━━━━━ Material for this exercise

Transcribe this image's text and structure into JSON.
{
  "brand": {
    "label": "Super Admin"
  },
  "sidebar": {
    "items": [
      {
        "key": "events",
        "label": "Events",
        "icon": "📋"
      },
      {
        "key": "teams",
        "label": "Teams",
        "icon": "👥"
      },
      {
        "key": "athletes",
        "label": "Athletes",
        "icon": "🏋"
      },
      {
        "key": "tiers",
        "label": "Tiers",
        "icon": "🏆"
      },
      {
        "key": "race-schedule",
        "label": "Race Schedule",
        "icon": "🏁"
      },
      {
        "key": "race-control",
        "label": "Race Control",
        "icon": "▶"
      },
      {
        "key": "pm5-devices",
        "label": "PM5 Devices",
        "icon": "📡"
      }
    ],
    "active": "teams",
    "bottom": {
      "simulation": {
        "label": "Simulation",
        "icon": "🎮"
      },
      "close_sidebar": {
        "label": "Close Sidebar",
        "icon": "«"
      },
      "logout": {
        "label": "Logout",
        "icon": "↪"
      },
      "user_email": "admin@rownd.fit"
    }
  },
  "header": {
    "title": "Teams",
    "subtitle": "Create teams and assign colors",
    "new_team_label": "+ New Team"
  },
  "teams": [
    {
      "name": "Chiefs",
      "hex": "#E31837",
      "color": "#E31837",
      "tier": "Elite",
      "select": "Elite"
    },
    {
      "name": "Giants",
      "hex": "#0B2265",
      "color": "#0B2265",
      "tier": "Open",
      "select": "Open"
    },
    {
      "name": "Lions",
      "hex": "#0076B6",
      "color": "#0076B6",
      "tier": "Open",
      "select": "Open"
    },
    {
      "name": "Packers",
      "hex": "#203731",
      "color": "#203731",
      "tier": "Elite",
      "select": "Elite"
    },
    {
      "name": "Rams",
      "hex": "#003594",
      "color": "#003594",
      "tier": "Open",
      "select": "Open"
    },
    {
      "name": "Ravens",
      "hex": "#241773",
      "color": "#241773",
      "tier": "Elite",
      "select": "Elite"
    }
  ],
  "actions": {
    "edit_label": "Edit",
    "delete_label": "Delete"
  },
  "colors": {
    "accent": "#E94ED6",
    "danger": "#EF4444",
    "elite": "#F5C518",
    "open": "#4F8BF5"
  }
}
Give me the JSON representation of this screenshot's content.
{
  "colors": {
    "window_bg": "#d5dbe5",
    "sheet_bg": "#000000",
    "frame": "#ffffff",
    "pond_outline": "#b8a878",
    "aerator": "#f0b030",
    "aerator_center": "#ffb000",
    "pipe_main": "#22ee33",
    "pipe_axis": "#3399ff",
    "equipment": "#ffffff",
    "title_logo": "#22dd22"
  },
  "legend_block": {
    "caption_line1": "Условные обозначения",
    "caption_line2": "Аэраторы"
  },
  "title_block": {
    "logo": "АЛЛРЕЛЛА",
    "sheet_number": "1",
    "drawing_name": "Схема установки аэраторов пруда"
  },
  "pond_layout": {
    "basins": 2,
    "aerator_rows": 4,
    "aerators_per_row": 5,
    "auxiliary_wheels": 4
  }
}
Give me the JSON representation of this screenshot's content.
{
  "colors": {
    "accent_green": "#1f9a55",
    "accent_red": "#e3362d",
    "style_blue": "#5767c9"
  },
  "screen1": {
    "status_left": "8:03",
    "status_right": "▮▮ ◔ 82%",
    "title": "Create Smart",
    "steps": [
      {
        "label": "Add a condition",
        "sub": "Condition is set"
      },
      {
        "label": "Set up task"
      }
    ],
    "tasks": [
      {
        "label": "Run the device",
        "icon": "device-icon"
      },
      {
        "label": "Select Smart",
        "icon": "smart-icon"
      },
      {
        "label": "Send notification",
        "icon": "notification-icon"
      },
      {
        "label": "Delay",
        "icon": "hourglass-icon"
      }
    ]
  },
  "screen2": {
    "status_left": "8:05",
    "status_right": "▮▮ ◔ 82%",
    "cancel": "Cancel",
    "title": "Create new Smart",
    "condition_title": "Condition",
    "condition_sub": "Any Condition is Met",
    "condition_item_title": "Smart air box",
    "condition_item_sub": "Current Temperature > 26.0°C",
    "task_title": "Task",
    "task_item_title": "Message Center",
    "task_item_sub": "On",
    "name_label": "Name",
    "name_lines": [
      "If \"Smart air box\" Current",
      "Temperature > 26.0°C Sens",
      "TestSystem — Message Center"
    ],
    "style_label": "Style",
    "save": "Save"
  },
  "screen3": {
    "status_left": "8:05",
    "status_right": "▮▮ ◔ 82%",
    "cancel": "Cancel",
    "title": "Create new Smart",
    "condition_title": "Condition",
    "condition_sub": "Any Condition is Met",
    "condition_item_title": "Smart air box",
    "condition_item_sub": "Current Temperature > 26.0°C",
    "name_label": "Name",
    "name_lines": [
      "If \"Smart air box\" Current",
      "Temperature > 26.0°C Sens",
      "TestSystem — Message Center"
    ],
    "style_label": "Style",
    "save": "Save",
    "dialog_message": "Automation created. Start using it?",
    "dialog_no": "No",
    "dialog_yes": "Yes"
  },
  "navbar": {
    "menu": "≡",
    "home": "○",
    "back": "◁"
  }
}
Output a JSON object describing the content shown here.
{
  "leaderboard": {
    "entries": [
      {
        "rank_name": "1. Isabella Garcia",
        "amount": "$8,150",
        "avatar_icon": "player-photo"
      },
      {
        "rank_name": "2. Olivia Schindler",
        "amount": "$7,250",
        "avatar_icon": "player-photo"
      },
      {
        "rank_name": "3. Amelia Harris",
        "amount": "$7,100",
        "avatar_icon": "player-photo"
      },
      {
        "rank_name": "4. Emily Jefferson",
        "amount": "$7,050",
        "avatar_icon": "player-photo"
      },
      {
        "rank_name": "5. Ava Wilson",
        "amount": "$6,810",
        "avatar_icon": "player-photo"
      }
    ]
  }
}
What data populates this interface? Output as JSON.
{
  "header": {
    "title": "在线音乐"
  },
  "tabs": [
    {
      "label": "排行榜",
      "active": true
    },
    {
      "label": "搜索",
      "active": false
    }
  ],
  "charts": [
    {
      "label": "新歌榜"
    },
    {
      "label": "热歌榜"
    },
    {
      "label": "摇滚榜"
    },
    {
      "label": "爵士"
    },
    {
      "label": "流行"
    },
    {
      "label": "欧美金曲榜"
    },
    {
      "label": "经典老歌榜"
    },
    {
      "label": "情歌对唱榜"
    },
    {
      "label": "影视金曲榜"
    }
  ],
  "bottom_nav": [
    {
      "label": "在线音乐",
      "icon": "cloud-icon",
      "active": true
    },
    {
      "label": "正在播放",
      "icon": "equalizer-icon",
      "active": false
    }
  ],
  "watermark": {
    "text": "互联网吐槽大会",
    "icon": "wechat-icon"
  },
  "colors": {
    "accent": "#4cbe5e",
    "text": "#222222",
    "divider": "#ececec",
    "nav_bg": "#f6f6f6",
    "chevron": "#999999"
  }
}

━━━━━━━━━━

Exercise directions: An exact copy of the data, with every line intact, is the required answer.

Task output:
Transcribe this image's text and structure into JSON.
{
  "brand": {
    "label": "Super Admin"
  },
  "sidebar": {
    "items": [
      {
        "key": "events",
        "label": "Events",
        "icon": "📋"
      },
      {
        "key": "teams",
        "label": "Teams",
        "icon": "👥"
      },
      {
        "key": "athletes",
        "label": "Athletes",
        "icon": "🏋"
      },
      {
        "key": "tiers",
        "label": "Tiers",
        "icon": "🏆"
      },
      {
        "key": "race-schedule",
        "label": "Race Schedule",
        "icon": "🏁"
      },
      {
        "key": "race-control",
        "label": "Race Control",
        "icon": "▶"
      },
      {
        "key": "pm5-devices",
        "label": "PM5 Devices",
        "icon": "📡"
      }
    ],
    "active": "teams",
    "bottom": {
      "simulation": {
        "label": "Simulation",
        "icon": "🎮"
      },
      "close_sidebar": {
        "label": "Close Sidebar",
        "icon": "«"
      },
      "logout": {
        "label": "Logout",
        "icon": "↪"
      },
      "user_email": "admin@rownd.fit"
    }
  },
  "header": {
    "title": "Teams",
    "subtitle": "Create teams and assign colors",
    "new_team_label": "+ New Team"
  },
  "teams": [
    {
      "name": "Chiefs",
      "hex": "#E31837",
      "color": "#E31837",
      "tier": "Elite",
      "select": "Elite"
    },
    {
      "name": "Giants",
      "hex": "#0B2265",
      "color": "#0B2265",
      "tier": "Open",
      "select": "Open"
    },
    {
      "name": "Lions",
      "hex": "#0076B6",
      "color": "#0076B6",
      "tier": "Open",
      "select": "Open"
    },
    {
      "name": "Packers",
      "hex": "#203731",
      "color": "#203731",
      "tier": "Elite",
      "select": "Elite"
    },
    {
      "name": "Rams",
      "hex": "#003594",
      "color": "#003594",
      "tier": "Open",
      "select": "Open"
    },
    {
      "name": "Ravens",
      "hex": "#241773",
      "color": "#241773",
      "tier": "Elite",
      "select": "Elite"
    }
  ],
  "actions": {
    "edit_label": "Edit",
    "delete_label": "Delete"
  },
  "colors": {
    "accent": "#E94ED6",
    "danger": "#EF4444",
    "elite": "#F5C518",
    "open": "#4F8BF5"
  }
}
Give me the JSON representation of this screenshot's content.
{
  "colors": {
    "window_bg": "#d5dbe5",
    "sheet_bg": "#000000",
    "frame": "#ffffff",
    "pond_outline": "#b8a878",
    "aerator": "#f0b030",
    "aerator_center": "#ffb000",
    "pipe_main": "#22ee33",
    "pipe_axis": "#3399ff",
    "equipment": "#ffffff",
    "title_logo": "#22dd22"
  },
  "legend_block": {
    "caption_line1": "Условные обозначения",
    "caption_line2": "Аэраторы"
  },
  "title_block": {
    "logo": "АЛЛРЕЛЛА",
    "sheet_number": "1",
    "drawing_name": "Схема установки аэраторов пруда"
  },
  "pond_layout": {
    "basins": 2,
    "aerator_rows": 4,
    "aerators_per_row": 5,
    "auxiliary_wheels": 4
  }
}
Give me the JSON representation of this screenshot's content.
{
  "colors": {
    "accent_green": "#1f9a55",
    "accent_red": "#e3362d",
    "style_blue": "#5767c9"
  },
  "screen1": {
    "status_left": "8:03",
    "status_right": "▮▮ ◔ 82%",
    "title": "Create Smart",
    "steps": [
      {
        "label": "Add a condition",
        "sub": "Condition is set"
      },
      {
        "label": "Set up task"
      }
    ],
    "tasks": [
      {
        "label": "Run the device",
        "icon": "device-icon"
      },
      {
        "label": "Select Smart",
        "icon": "smart-icon"
      },
      {
        "label": "Send notification",
        "icon": "notification-icon"
      },
      {
        "label": "Delay",
        "icon": "hourglass-icon"
      }
    ]
  },
  "screen2": {
    "status_left": "8:05",
    "status_right": "▮▮ ◔ 82%",
    "cancel": "Cancel",
    "title": "Create new Smart",
    "condition_title": "Condition",
    "condition_sub": "Any Condition is Met",
    "condition_item_title": "Smart air box",
    "condition_item_sub": "Current Temperature > 26.0°C",
    "task_title": "Task",
    "task_item_title": "Message Center",
    "task_item_sub": "On",
    "name_label": "Name",
    "name_lines": [
      "If \"Smart air box\" Current",
      "Temperature > 26.0°C Sens",
      "TestSystem — Message Center"
    ],
    "style_label": "Style",
    "save": "Save"
  },
  "screen3": {
    "status_left": "8:05",
    "status_right": "▮▮ ◔ 82%",
    "cancel": "Cancel",
    "title": "Create new Smart",
    "condition_title": "Condition",
    "condition_sub": "Any Condition is Met",
    "condition_item_title": "Smart air box",
    "condition_item_sub": "Current Temperature > 26.0°C",
    "name_label": "Name",
    "name_lines": [
      "If \"Smart air box\" Current",
      "Temperature > 26.0°C Sens",
      "TestSystem — Message Center"
    ],
    "style_label": "Style",
    "save": "Save",
    "dialog_message": "Automation created. Start using it?",
    "dialog_no": "No",
    "dialog_yes": "Yes"
  },
  "navbar": {
    "menu": "≡",
    "home": "○",
    "back": "◁"
  }
}
Output a JSON object describing the content shown here.
{
  "leaderboard": {
    "entries": [
      {
        "rank_name": "1. Isabella Garcia",
        "amount": "$8,150",
        "avatar_icon": "player-photo"
      },
      {
        "rank_name": "2. Olivia Schindler",
        "amount": "$7,250",
        "avatar_icon": "player-photo"
      },
      {
        "rank_name": "3. Amelia Harris",
        "amount": "$7,100",
        "avatar_icon": "player-photo"
      },
      {
        "rank_name": "4. Emily Jefferson",
        "amount": "$7,050",
        "avatar_icon": "player-photo"
      },
      {
        "rank_name": "5. Ava Wilson",
        "amount": "$6,810",
        "avatar_icon": "player-photo"
      }
    ]
  }
}
What data populates this interface? Output as JSON.
{
  "header": {
    "title": "在线音乐"
  },
  "tabs": [
    {
      "label": "排行榜",
      "active": true
    },
    {
      "label": "搜索",
      "active": false
    }
  ],
  "charts": [
    {
      "label": "新歌榜"
    },
    {
      "label": "热歌榜"
    },
    {
      "label": "摇滚榜"
    },
    {
      "label": "爵士"
    },
    {
      "label": "流行"
    },
    {
      "label": "欧美金曲榜"
    },
    {
      "label": "经典老歌榜"
    },
    {
      "label": "情歌对唱榜"
    },
    {
      "label": "影视金曲榜"
    }
  ],
  "bottom_nav": [
    {
      "label": "在线音乐",
      "icon": "cloud-icon",
      "active": true
    },
    {
      "label": "正在播放",
      "icon": "equalizer-icon",
      "active": false
    }
  ],
  "watermark": {
    "text": "互联网吐槽大会",
    "icon": "wechat-icon"
  },
  "colors": {
    "accent": "#4cbe5e",
    "text": "#222222",
    "divider": "#ececec",
    "nav_bg": "#f6f6f6",
    "chevron": "#999999"
  }
}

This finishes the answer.